It was framed by 29 columns and had 3 floors. In total it was 17,000 square feet (1,600 square meters) and cost $175,000 ($5,040,648 in todays dollars) despite being mostly constructed by slave labor. It was the largest Antebellum Greek Revival mansion ever built.
On April 12, 1861 Mr Daniell died, just a few weeks after the mansion was completed.
Coincidentally, the American Civil War started the same day Daniel left the earthly plain. Confederate Forces used the cupola on the roof of the mansion as an observation post and signal station. After the Battle of Port Gibson (May 1, 1863) the victorious Union Forces took over the first 2 storeys of the mansion as an observation post and hospital. The family was allowed to live on the third floor during this time.
In period after the Civil War the family kept themselves flush by leasing out part of their vast land holdings.
On February 17, 1890 a guest dropped cigarette ashes into debris left by carpenters making repairs on the third floor. The mansion was completely destroyed leaving only 4 cast iron stairways and the columns left at the site today.

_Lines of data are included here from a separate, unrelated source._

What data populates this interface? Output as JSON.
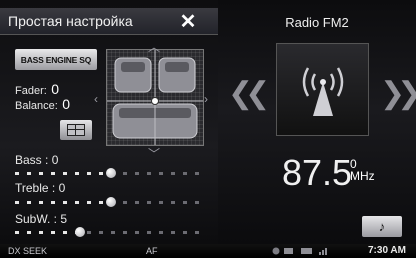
{
  "left_panel": {
    "title": "Простая настройка",
    "close_glyph": "✕",
    "bass_engine_label": "BASS ENGINE SQ",
    "fader_label": "Fader:",
    "fader_value": "0",
    "balance_label": "Balance:",
    "balance_value": "0",
    "sliders": [
      {
        "label": "Bass :",
        "value": "0",
        "level": 0.5
      },
      {
        "label": "Treble :",
        "value": "0",
        "level": 0.5
      },
      {
        "label": "SubW. :",
        "value": "5",
        "level": 0.34
      }
    ],
    "arrows": {
      "up": "︿",
      "down": "﹀",
      "left": "‹",
      "right": "›"
    }
  },
  "right_panel": {
    "source": "Radio FM2",
    "prev_glyph": "❮❮",
    "next_glyph": "❯❯",
    "frequency": "87.5",
    "band_top": "0",
    "band_unit": "MHz",
    "music_icon": "♪"
  },
  "status_bar": {
    "seek": "DX SEEK",
    "af": "AF",
    "time": "7:30 AM"
  },
  "icons": [
    "close-icon",
    "center-icon",
    "antenna-icon",
    "prev-icon",
    "next-icon",
    "music-note-icon",
    "bluetooth-icon",
    "battery-icon",
    "signal-icon"
  ]
}
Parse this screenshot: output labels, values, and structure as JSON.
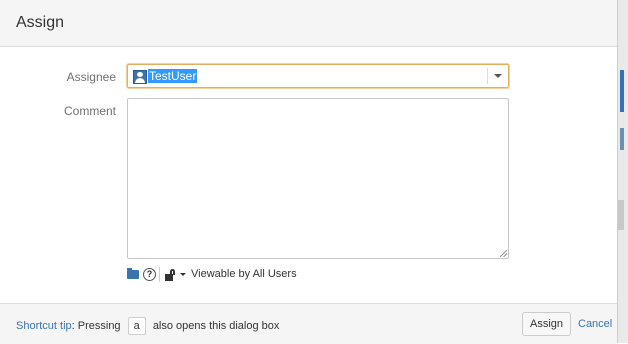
{
  "dialog": {
    "title": "Assign"
  },
  "form": {
    "assignee": {
      "label": "Assignee",
      "value": "TestUser",
      "avatar_icon": "user-avatar-icon"
    },
    "comment": {
      "label": "Comment",
      "value": ""
    }
  },
  "comment_toolbar": {
    "attach_icon": "folder-icon",
    "help_icon": "question-circle-icon",
    "lock_icon": "unlock-icon",
    "visibility_label": "Viewable by All Users"
  },
  "footer": {
    "tip_link": "Shortcut tip",
    "tip_prefix": ": Pressing",
    "tip_key": "a",
    "tip_suffix": "also opens this dialog box",
    "assign_label": "Assign",
    "cancel_label": "Cancel"
  },
  "colors": {
    "accent": "#3b73af",
    "selection": "#3399ff",
    "focus_border": "#e0b060"
  }
}
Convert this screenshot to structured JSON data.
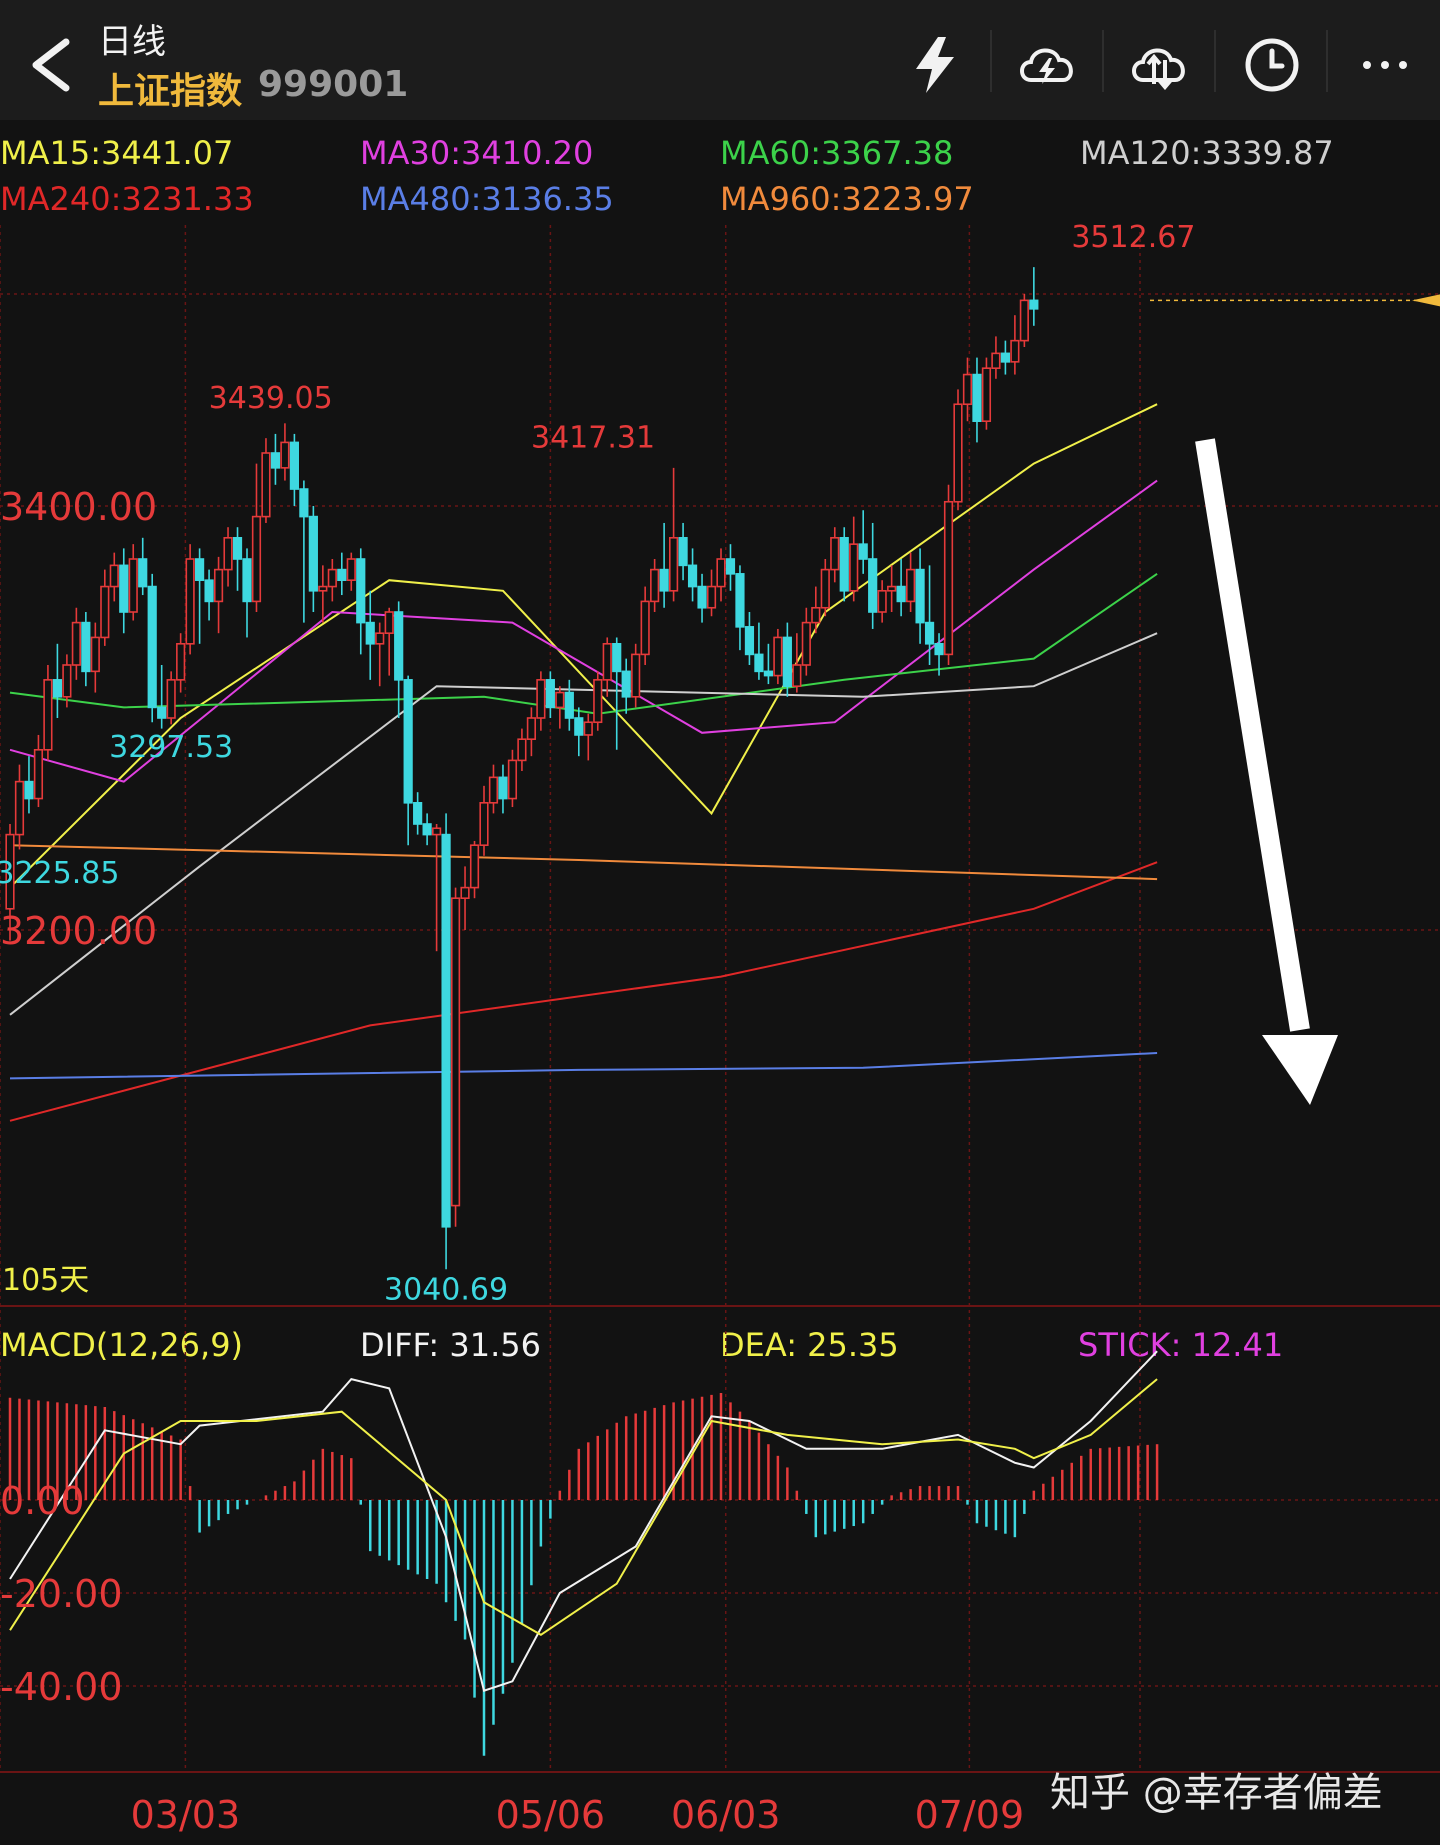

Ownership of the property had passed to Daniell’s wife – and cousin – Catherine. When Catherine died in 1903 the ruins of the mansion and the vast acreage passed to Priscilla, her daughter. Priscilla married Joesph Magruder and the property stayed in the Magruder family until 1974 when they donated 2.1 acres, including the ruins, to the Mississippi Department of Archives and History.
Currently the ruins are fenced off to prevent anyone from defacing them and to prevent anyone getting hit by falling masonry which, apparently, does happen more often than you’d think. There are plans to do repairs making the ruins safe for people to enter, but no definite date as to when that will happen.
The ghost of a Union soldier killed either at the doorway of the mansion or in the basement (1st floor) is said to haunt the ruins. His apparition has been reported walking the former grounds.
The ghost of Smith Daniel II – the original owner – has also been seen. In one report a visitor approached a man in period clothing assuming him to be a reenactor only to have the man turn, smile, and then fade away to nothing.
Other Activity: phantom sounds of a party going on in the former mansion – perhaps a recording of the night the mansion burned; feelings of being watched; cold spots; mysterious mists
In the nearby family cemetery – containing 45 gravestones including that of Daniel himself – strange lights have been seen that float around the gravestones at night. The cemetery is rumored to be built on an Aboriginal burial mound.